====== DATA TO PROCESS ======
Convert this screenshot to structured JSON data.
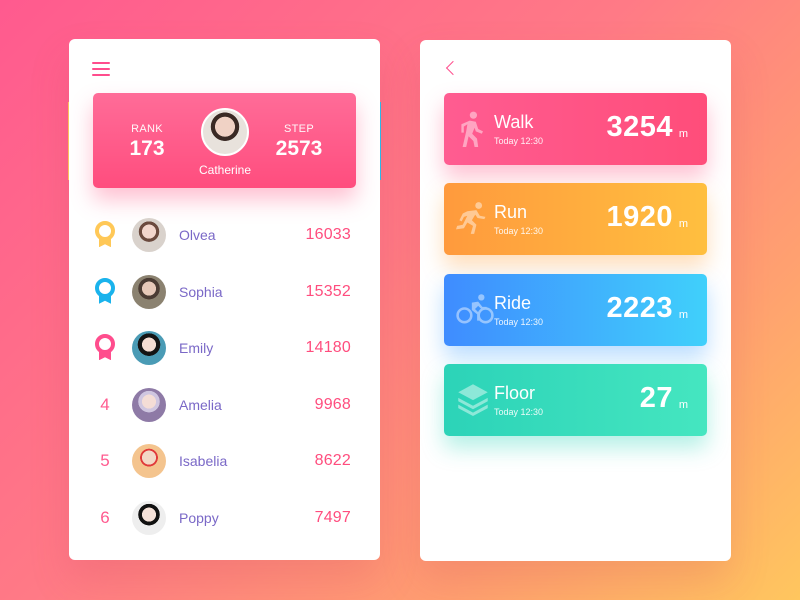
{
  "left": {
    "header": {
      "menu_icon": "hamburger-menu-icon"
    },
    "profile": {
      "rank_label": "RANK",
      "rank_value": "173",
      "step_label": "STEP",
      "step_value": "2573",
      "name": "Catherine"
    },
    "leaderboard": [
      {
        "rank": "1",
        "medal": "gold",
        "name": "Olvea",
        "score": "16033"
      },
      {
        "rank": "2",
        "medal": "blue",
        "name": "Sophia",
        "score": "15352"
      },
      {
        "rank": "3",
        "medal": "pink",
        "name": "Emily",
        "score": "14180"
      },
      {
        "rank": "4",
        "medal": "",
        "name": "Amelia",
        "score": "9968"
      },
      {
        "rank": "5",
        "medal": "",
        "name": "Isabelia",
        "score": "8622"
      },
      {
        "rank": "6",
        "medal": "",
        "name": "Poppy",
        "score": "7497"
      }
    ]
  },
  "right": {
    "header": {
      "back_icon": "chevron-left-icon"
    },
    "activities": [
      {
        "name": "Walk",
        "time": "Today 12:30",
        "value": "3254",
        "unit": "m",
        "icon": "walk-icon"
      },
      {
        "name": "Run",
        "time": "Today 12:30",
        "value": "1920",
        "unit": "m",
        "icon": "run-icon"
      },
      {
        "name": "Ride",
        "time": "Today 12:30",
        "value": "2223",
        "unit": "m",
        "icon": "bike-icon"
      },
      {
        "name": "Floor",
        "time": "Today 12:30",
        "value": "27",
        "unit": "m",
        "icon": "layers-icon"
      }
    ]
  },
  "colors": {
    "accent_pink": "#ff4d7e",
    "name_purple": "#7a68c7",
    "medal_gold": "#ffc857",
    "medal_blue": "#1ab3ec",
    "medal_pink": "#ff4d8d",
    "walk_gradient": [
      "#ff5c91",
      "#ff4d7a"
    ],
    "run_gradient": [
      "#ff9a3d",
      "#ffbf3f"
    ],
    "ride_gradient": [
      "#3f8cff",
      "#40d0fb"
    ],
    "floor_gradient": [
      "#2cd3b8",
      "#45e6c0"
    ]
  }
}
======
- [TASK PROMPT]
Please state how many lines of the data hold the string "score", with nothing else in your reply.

- [RESPONSE AREA]
6